    Person ID  I0002  Campbell Family Southern Ohio
    Last Modified  6 Aug 2006 

    Father  James Clarke 
    Mother  Mary Ellison 
    Family ID  F012  Group Sheet

    Family  John Campbell,   b. 14 Jan 1808, Georgetown, Adams Co., OH Find all individuals with events at this location,   d. 30 Aug 1891, Ironton, Lawrence Co., OH Find all individuals with events at this location 
    Married  16 Mar 1837  Pine Grove Frn., Lawrence Co., OH Find all individuals with events at this location 
    Children 
     1. Emma Campbell,   d. Jul 1884
     2. Albert Campbell,   d. Jul 1915, Washington, D.C. Find all individuals with events at this location
    >3. Mary Jane Campbell,   b. 29 Jun 1838, Mt. Vernon Furn., Lawrence Co., OH Find all individuals with events at this location,   d. 21 Oct 1884, Boston, MA Find all individuals with events at this location
    >4. Martha Elizabeth Campbell,   b. 16 Aug 1842, Lawrence Co., OH Find all individuals with events at this location,   d. 19 Feb 1904
     5. Clara Campbell,   b. 15 Sep 1849, Hanging Rock, Lawrence Co., OH Find all individuals with events at this location,   d. 19 Nov 1895, Hanging Rock, Lawrence Co., OH Find all individuals with events at this location
     6. Charles Campbell,   b. 1851, Lawrence Co., OH Find all individuals with events at this location,   d. 16 Jul 1923, Athens, OH Find all individuals with events at this location
    Family ID  F001  Group Sheet

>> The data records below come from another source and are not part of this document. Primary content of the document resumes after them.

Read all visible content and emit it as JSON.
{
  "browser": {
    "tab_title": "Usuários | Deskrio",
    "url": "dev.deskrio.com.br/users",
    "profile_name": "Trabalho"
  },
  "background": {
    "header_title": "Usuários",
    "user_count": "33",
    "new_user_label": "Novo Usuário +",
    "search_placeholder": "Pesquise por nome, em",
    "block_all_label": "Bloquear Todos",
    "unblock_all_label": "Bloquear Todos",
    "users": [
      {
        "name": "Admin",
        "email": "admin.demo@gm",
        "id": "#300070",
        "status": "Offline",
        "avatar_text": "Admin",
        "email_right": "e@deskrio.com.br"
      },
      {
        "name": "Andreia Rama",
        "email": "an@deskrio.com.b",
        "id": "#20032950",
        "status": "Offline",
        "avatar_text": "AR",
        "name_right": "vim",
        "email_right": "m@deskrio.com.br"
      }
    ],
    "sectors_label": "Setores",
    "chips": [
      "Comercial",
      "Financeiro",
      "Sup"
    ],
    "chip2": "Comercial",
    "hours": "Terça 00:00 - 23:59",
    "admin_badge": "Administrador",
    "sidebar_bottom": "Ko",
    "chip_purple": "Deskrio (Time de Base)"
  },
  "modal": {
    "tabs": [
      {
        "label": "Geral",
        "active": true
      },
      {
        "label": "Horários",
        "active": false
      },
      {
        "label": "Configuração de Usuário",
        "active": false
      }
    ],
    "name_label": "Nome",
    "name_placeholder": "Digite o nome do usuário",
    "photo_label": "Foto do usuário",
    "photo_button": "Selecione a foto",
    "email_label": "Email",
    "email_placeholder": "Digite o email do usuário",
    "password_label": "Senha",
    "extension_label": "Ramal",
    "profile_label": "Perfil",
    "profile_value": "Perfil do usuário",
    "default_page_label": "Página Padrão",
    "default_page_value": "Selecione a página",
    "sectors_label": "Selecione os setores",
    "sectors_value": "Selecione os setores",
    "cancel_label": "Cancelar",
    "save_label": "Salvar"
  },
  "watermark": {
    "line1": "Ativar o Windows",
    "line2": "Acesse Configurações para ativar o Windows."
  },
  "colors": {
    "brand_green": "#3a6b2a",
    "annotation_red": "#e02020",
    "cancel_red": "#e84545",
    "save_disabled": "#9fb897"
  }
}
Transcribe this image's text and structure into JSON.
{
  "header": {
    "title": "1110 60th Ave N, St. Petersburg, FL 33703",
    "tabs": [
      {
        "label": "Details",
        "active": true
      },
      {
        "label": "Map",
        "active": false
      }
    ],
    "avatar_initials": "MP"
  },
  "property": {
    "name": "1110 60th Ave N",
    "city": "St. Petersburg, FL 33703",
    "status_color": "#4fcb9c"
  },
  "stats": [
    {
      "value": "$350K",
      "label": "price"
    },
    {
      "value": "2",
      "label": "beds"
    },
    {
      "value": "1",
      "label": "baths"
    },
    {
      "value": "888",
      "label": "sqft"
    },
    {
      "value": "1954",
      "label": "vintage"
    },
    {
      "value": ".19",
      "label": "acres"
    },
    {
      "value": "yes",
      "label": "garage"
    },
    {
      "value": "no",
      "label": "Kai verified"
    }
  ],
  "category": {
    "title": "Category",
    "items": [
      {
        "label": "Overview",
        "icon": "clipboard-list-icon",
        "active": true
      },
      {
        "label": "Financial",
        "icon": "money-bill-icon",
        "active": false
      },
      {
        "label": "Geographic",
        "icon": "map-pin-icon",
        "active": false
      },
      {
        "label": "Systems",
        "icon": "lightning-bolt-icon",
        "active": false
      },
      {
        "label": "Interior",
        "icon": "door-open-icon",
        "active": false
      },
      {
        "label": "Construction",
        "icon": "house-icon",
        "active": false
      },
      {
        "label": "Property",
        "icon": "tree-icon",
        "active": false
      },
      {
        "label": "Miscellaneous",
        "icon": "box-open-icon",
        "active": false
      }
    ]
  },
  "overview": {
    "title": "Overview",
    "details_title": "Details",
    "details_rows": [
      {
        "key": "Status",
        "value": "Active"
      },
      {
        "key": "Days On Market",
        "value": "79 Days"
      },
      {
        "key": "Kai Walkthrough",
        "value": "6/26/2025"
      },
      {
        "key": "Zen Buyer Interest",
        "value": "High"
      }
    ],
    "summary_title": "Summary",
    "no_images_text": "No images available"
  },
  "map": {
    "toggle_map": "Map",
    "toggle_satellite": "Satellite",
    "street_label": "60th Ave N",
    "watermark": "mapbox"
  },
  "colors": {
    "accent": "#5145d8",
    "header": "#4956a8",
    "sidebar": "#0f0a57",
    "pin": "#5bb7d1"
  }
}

  • Photos
    Elizabeth Caldwell Clarke
    Elizabeth Caldwell Clarke
    Wife of John Campbell, founder of Ironton, Ohio